It was Gandhi who once said: “First they ignore you, then they laugh at you, then they fight you, then you win.” If Gandhi’s words are true, then the vicious and vocal fighting over gay and lesbian people in both society and the church is actually very good news. The gay and lesbian community has long been ignored and ridiculed, and now our mere presence is causing fights among denominations, in courtrooms, and legislatures across the country. All this fighting, while it can become discouraging and dispiriting, should actually be cause for celebration, because the next step for the gay and lesbian community is victory.
The most virulent opposition to gay and lesbian people enjoying equal rights in every area of life from housing, to employment, to service in the military, to marriage rights, has come from religious quarters. Recent trends, however, show even religious opposition is softening.

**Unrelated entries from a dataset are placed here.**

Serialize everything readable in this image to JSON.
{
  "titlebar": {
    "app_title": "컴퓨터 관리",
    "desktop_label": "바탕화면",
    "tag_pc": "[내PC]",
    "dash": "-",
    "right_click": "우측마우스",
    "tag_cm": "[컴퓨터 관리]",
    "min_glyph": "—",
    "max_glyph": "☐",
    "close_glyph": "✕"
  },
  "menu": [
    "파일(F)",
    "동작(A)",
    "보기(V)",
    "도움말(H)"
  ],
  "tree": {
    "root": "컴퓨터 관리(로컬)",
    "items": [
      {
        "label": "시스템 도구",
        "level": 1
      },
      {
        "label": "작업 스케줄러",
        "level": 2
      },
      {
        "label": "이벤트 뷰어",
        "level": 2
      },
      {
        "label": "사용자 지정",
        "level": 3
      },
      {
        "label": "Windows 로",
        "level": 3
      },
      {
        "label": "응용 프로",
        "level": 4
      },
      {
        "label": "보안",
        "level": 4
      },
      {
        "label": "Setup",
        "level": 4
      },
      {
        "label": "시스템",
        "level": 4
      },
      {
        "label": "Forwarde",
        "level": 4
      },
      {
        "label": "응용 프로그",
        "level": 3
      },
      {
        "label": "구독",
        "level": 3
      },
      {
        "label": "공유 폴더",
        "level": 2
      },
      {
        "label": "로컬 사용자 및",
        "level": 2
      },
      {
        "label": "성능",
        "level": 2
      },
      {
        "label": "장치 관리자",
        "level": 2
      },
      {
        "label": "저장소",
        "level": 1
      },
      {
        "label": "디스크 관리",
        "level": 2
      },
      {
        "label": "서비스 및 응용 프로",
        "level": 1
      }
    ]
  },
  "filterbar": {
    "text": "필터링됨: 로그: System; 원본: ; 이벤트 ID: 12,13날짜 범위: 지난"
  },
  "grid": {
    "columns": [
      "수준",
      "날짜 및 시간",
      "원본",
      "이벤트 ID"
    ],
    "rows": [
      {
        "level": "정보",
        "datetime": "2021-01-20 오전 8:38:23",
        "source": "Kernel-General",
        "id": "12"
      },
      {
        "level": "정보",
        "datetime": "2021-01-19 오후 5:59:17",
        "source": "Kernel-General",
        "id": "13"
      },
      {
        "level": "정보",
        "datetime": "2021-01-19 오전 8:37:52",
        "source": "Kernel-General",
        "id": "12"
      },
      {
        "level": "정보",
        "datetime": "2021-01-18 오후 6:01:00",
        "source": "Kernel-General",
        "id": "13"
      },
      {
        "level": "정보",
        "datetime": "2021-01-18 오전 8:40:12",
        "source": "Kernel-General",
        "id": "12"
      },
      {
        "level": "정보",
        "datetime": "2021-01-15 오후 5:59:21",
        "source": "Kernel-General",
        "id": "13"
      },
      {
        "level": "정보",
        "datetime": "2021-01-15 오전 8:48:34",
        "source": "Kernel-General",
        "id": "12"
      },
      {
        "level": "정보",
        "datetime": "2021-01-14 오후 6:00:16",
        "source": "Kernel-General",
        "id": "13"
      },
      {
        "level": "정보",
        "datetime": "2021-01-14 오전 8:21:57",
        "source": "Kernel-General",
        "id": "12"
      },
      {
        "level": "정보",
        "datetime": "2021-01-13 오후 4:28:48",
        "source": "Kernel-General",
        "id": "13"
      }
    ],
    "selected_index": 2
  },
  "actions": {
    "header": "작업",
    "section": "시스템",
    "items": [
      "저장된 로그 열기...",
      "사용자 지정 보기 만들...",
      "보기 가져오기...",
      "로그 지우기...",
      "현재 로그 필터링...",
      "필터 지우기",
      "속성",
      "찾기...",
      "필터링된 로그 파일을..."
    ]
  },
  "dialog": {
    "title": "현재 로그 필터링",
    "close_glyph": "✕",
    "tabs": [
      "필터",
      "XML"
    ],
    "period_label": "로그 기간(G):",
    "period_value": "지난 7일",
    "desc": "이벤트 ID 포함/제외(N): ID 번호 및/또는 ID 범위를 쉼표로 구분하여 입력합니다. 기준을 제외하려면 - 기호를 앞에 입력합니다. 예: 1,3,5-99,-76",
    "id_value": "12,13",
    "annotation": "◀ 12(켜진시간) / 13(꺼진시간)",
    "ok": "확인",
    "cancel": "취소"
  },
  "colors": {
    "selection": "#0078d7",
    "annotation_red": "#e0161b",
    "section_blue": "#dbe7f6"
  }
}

The UK-based religious think-tank Ekklesia is claiming that a growing number of Christian groups are now identifying as supporting gays and lesbians than in previous years. In a press release, Symon Hill, associate director of Ekklesia, noted that a welcoming religious presence has grown in gay pride parades around the world:
The increasing Christian acceptance of same-sex relationships is highlighted by the image of liberal, evangelical, Catholic and other Christians marching together at Pride. In recent years, the small number of Christians who turn up to protest against Pride have been vastly outnumbered by the Christians participating in it.
Hill also noted religious support in the UK last April for a new law “to allow religious elements in civil partnerships, while last year the Quakers became the first major Christian denomination to resolve to carry out same-sex marriages.”
Even here in the United States, the trend toward full acceptance of gays and lesbians seems to be growing. A Gallup poll released in May showed an uptick in support for same-sex marriage, with 44 percent approving. That’s up from a 27 percent approval rating back in 1996—when the thought of same-sex marriage was either being ignored or openly ridiculed.
For those who said religion played a very important role in their lives, 70 percent still opposed marriage equality, while 60 percent of those with a more moderate view of their religion supported it. Despite the Pope’s strong opposition to all things gay, Catholics support gay marriage by 48 percent, compared to 33 percent of Protestants.
Overall, in a different Gallup survey, those saying gays and lesbians are “morally acceptable” stands at 52 percent. Barely 34 percent thought so back in 1982.
The trend among Christian churches in the United States has also been toward acceptance. The United Church of Christ, on July 4, 2005, became the only mainline denomination to affirm its support for marriage equality. Other denominations, like the Evangelical Lutheran Church in America (ELCA), have moved to remove bans on the ordination of gay and lesbian ministers.
The Presbyterian Church (USA), remains on the verge of giving that right to its gay and lesbian clergy. The General Assembly removed restrictions during its 2008 meeting, but the measure did not receive enough support among the presbyteries to pass. Supporters remain hopeful as the denomination begins its General Assembly in Minneapolis next week.
Lisa Larges, head of That All May Freely Serve, said, “Faith traditions are moving toward a new understanding of God’s diverse creation. The time for policies based on our love of God and call to serve has come. Churches are learning to affirm gifts for ministry rather than reject ministers because of whom they chose as a life partner.”
Several pro-gay measures are on the agenda for the PCUSA including benefits for same-gender spouses and domestic partners of church employees, the right of clergy to perform legal weddings in the states that recognize them, the final removal of a ban on gay clergy, and a review of a creedal statement viewed as anti-gay.
On the secular side, progress is being made to lift Don’t Ask, Don’t Tell that bans gays and lesbians from military service. There has also been movement, however slowly, on the Employment Non-Discrimination Act (ENDA), barring discrimination against gay, lesbian, and even transgender people in the workforce.
While progress for equality for gays and lesbians within society, and the church especially, may be slow in coming, the arc of history—despite the cranked up volume from the opposition—is definitely bending toward justice.